Think that’s going too far?  Why, then, have agencies been rapidly dismantled, their senior staff fired, so that no institutional memory or proven expertise prevails? Why have government agencies been silenced? Why has critical information been removed from agency websites? Why are Alt-Right media being credentialed while mainstream reporters are denigrated and denied access? Why are so many clearly corrupt, unqualified people now in charge?

When all these egregious, undemocratic actions began occurring, we cautioned against “normalizing” what was happening. Now we are beginning to hear a new word: “Destabilization.”  That’s a serious word, one that we can no longer ignore or make nervous jokes about.  Our collective fear is not subliminal now; it has grown into overt, overwhelming anxiety because we are staring at the real possibility of witnessing the demise of democracy in the face of rising fascism. 

The idea that our future is in the hands of a few deranged demagogues is nothing short of terrifying.  Our president is not the leader of the free world; he is the emperor with no clothes and he is madly marching toward the abyss, dragging us behind him.

So, my question is: Why are we so powerless to stop him and his cronies? How do we move beyond hand-wringing and bearing witness before it’s too late? (And there comes a time when it is too late.) We are, of course, up against a Congress largely devoid of compassion and intellect, but we must bring enough pressure to bear on our legislators that we deny the encroaching evil. It falls to us, concerned constituents, to ensure such evil does not prevail. It falls to us to see that America does not die for lack of goodness.
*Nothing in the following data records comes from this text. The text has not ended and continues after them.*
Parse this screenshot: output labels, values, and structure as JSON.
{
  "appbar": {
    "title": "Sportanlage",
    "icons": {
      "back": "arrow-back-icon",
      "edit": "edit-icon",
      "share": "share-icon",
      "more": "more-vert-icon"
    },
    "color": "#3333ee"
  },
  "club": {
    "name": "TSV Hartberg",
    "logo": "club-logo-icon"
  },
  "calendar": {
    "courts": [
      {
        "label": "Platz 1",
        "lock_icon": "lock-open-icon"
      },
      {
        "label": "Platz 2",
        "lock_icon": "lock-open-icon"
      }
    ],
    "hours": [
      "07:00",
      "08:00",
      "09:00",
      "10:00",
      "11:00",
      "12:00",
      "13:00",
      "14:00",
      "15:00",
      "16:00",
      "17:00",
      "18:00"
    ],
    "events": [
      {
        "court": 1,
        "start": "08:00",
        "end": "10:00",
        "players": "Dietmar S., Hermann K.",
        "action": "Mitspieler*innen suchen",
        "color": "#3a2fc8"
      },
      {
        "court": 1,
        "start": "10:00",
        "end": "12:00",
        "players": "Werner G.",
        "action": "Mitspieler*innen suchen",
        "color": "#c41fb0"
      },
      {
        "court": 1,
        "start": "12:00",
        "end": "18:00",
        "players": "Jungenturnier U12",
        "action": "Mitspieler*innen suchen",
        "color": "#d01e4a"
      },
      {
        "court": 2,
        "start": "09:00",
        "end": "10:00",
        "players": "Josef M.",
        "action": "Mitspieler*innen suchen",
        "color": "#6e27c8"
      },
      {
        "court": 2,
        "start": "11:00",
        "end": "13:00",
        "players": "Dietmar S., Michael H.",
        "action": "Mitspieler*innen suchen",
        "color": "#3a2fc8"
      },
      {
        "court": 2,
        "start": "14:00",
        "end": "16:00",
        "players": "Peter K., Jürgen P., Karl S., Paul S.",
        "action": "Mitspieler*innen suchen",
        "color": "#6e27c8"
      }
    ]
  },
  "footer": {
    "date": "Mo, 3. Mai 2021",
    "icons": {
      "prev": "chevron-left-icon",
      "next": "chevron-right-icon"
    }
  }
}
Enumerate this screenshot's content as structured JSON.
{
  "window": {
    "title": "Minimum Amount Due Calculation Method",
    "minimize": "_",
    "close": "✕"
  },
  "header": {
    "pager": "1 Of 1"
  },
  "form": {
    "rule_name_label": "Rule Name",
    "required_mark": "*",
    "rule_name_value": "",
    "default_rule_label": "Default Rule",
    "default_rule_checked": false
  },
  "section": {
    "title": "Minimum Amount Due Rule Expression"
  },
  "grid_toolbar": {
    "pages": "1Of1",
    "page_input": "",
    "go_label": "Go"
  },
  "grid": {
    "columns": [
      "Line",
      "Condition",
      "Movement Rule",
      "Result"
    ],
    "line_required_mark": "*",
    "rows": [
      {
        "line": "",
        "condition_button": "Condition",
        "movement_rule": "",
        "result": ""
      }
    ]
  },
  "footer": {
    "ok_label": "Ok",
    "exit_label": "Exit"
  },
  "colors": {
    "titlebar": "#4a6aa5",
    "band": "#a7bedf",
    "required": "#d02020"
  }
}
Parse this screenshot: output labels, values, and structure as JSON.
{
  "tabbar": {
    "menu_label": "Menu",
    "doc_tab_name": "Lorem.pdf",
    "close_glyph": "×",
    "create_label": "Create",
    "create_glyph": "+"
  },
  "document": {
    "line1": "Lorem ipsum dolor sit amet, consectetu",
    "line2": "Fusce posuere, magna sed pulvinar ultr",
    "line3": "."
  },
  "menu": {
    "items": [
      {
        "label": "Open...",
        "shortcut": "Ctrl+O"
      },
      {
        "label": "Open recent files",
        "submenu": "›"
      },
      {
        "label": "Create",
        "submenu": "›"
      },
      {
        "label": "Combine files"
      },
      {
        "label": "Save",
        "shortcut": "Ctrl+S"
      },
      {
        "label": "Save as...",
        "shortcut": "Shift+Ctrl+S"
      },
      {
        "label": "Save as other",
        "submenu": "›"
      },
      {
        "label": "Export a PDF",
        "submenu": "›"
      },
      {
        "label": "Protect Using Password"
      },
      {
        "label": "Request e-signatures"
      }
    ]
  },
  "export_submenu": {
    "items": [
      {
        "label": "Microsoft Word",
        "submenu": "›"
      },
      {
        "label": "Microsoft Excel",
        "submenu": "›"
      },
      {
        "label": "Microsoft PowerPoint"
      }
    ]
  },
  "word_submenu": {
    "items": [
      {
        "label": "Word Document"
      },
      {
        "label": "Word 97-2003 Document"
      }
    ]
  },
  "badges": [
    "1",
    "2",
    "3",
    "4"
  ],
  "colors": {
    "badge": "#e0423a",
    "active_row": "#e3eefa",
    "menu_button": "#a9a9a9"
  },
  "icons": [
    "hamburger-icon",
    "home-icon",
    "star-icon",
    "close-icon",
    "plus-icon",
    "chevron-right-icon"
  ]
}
As Rabbi Hillel once asked, “If not now, when? If not me, who?”

Every day social media and mainstream news reveal more Russian collusion, more heinous decisions emanating from the West Wing asylum, more lies, more Draconian travesties from Donald Trump’s henchmen. They simply cannot be allowed to continue.

Nor can the Mar a Lago madman in the attic. We cannot think that reason will ultimately rid us of his scourge . Reason alone will not stem the tidal wave of his hate or rid us of his putrid swamp, full of predators snapping at our feet.

We have heard already the language of “purges” and women as “hosts,” both terms reeking of 1984 and The Handmaid’s Tale.  We’ve seen good people, like TSA agents, airline personnel and border patrol, do bad things. We’ve seen bad people do bad things, like deface synagogues, burn down mosques, march in favor of killing people or forcing them to abandon the country of their birth.

We can’t wait for a dramatic disaster to understand that the time has come to reclaim our country and to take back its values. We can’t allow ourselves to be sucked into the irreversible vortex of Bannon’s nationalism or Putin’s agenda or Trump’s narcissism.

And so I ask again, as Rabbi Hillel did: If not now, when? If not us, who? And if not now, and not us, will we be forced, sooner than we think, to ask how it happened?